Overqualified: Toyota: Marketing.


To: Toyota
Re: Marketing.

Dear Toyota,

I am writing for a job in your marketing department, and I hope that you will take a moment to review my attached resume. I have been selling used cars for the past fifteen years, and over that time I have discovered a few tried and true selling techniques for reaching certain demographics.

I hope that I am not out of line by speaking my mind here, but let me be frank. Automotive technology has reached the point where - at the consumer level - it doesn't matter what's under the hood anymore. All that today's consumer cares about, functionality wise, is that it gets them from point a to point b. Aside from that, they want a car that's individual. Look at the new models of cars you've been shipping out recently. The Matrix and The Prius are idiotic looking, but people are buying them to have a car that they feel is distinct.

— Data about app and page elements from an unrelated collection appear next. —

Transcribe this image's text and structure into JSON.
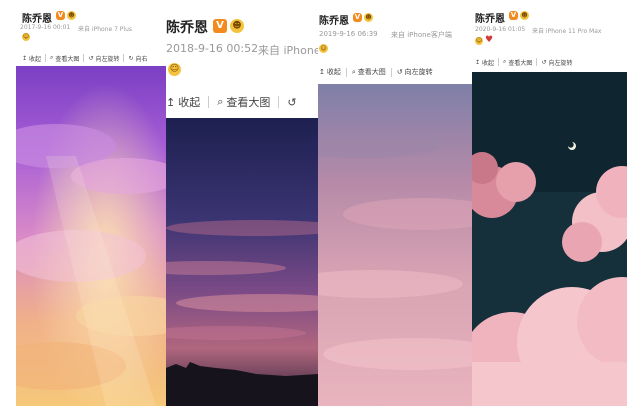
{
  "posts": [
    {
      "author": "陈乔恩",
      "badge": "V",
      "emoji": "ʖ",
      "reaction_emoji": "☺",
      "timestamp": "2017-9-16 00:01",
      "source": "来自 iPhone 7 Plus",
      "tools": [
        "收起",
        "查看大图",
        "向左旋转",
        "向右"
      ]
    },
    {
      "author": "陈乔恩",
      "badge": "V",
      "emoji": "ʖ",
      "reaction_emoji": "☺",
      "timestamp": "2018-9-16 00:52",
      "source": "来自 iPhone",
      "tools": [
        "收起",
        "查看大图"
      ]
    },
    {
      "author": "陈乔恩",
      "badge": "V",
      "emoji": "ʖ",
      "reaction_emoji": "☺",
      "timestamp": "2019-9-16 06:39",
      "source": "来自 iPhone客户端",
      "tools": [
        "收起",
        "查看大图",
        "向左旋转"
      ]
    },
    {
      "author": "陈乔恩",
      "badge": "V",
      "emoji": "ʖ",
      "reaction_emoji": "☺",
      "timestamp": "2020-9-16 01:05",
      "source": "来自 iPhone 11 Pro Max",
      "tools": [
        "收起",
        "查看大图",
        "向左旋转"
      ]
    }
  ],
  "colors": {
    "badge": "#f28a1e",
    "meta_text": "#999999",
    "sky_purple": "#9a5fd0",
    "sky_dusk": "#3a3060",
    "sky_pink": "#c99ab0",
    "sky_teal": "#17353f"
  },
  "icons": [
    "collapse-icon",
    "zoom-icon",
    "rotate-left-icon",
    "rotate-right-icon"
  ]
}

People want to believe that their car is special, individual. When I was working the lot at the used car place, we used to keep a car out back and we would shove dead pigeons under the hood. Dead pigeons, man. That car was waiting for the perfect customer, a little old lady with a wicker purse. We convinced her the car ate pigeons. She was thrilled. We sold haunted cars, cursed cars. We sold cars that made you lucky in love. We sold cars that famous people had spat on.

A series of marketing campaigns, all aimed wildly into the demographic shooting barrel. Campaigns running in the middle of the night, claiming that when the Garden Estate Slasher was captured, he had a dead hooker in his trunk and we just rolled that shit back out on the lot without cleaning it. Somewhere, we'll say, is the Camry we emptied all of them hookers out of. Somewhere is a Camry that mister bigshot movie star got blown in. Somewhere there's a Camry that is also a time machine. There is a Camry that can bring your children back to you. People want to feel like they're picking their car, Toyota, they don't want to feel like we're picking them.

People want something special. They want the house with the broken cellar stair and the windtunnel that swings the doors open and closed like it's haunted. They want the neighbourhood where the race riots first started. They want to feel like they're a part of something bigger and stronger and they want to be able to tell their children they are participating in history, not just standing off to the side. This is the house where Marie Curie died. I drink at the bar where where Hoover used to go dancing. This is the Camry they found all those hookers in. We're going to live forever, kids. We're a part of the story, now.

Joey Comeau